Global oil consumption could hit a massive 134 million barrels per day (bpd) by 2030, up from 85 million bpd currently, and demand is unlikely to peak in the foreseeable future, according to a recent academic paper.
While the projection has achieved widespread headlines, and been seized on by oil bulls as further evidence the world will struggle to meet rising demand, it is based on controversial assumptions about how emerging-market consumption will respond to increasing prices.
It is contained in a careful econometric study published by Joyce Dargay and Dermot Gately, “World oil demand’s shift toward faster growing and less price-responsive products and regions.”
Dargay and Gately’s figure is almost 20 million bpd higher than similar projections by the International Energy Agency (IEA) and the U.S. Department of Energy (DOE)’s Energy Information Administration (EIA), which are projecting global demand of 108 million and 107 million bpd respectively in 2030.
TWO MORE SAUDI ARABIAS

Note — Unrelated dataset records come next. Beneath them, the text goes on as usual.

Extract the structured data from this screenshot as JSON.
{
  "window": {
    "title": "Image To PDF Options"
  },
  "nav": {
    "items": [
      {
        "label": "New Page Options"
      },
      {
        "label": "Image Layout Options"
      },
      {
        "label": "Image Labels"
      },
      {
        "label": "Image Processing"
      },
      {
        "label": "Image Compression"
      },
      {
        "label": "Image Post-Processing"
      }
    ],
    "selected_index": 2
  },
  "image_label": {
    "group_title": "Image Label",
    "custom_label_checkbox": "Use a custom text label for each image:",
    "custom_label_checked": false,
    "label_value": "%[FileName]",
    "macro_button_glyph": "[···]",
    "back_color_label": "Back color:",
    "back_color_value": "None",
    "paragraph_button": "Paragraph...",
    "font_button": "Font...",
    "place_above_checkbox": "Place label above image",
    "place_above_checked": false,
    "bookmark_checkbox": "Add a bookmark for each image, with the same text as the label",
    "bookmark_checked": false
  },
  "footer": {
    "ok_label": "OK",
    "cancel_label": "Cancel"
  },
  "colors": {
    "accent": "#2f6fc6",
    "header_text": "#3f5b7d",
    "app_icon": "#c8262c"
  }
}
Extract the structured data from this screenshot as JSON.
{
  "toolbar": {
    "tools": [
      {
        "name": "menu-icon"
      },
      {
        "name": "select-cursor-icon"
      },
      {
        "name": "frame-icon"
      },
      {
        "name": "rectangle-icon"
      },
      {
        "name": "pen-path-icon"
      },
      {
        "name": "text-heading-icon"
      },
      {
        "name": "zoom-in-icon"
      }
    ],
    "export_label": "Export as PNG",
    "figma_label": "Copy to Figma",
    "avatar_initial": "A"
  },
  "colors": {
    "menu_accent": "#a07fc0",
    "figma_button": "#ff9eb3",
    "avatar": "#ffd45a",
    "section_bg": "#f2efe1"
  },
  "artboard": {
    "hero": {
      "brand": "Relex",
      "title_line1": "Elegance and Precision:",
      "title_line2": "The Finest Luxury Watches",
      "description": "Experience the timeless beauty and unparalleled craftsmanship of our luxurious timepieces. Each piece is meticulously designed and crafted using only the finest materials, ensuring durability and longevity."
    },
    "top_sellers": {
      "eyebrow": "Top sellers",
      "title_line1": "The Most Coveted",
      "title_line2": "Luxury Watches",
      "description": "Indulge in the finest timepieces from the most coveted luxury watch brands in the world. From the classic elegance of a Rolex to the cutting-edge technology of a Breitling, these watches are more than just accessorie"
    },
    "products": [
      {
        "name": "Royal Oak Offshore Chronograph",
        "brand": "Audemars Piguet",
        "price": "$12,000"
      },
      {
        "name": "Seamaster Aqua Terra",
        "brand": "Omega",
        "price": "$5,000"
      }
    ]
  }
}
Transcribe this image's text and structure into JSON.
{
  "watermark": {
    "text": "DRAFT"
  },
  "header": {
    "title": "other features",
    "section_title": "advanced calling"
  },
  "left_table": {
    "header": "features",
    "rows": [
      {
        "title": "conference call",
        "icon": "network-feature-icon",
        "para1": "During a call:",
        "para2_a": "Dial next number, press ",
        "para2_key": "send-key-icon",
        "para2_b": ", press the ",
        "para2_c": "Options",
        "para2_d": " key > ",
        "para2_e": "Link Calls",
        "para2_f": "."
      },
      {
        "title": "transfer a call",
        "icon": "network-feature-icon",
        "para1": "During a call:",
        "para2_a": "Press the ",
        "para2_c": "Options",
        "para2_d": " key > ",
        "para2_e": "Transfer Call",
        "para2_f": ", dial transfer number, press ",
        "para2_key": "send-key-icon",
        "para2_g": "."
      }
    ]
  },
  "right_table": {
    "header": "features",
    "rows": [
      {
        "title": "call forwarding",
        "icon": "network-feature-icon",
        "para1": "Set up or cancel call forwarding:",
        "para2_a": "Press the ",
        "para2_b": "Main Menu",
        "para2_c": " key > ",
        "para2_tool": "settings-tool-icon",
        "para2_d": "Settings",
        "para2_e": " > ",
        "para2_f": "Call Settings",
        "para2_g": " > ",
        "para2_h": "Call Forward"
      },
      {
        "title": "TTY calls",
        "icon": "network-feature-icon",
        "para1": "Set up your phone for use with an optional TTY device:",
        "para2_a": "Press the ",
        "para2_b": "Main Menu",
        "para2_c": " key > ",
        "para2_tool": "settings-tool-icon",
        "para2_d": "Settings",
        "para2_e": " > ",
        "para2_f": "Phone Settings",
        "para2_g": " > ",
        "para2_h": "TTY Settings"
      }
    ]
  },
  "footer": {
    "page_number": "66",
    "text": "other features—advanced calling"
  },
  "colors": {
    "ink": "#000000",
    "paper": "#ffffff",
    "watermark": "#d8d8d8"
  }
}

Most forecasters and oil producers are now working on the assumption global demand will peak around 105-110 million bpd sometime in the decade after 2020. But if Dargay and Gately are right, the world will need to find and develop much more oil. Oil production would have to rise 50 percent in just 20 years.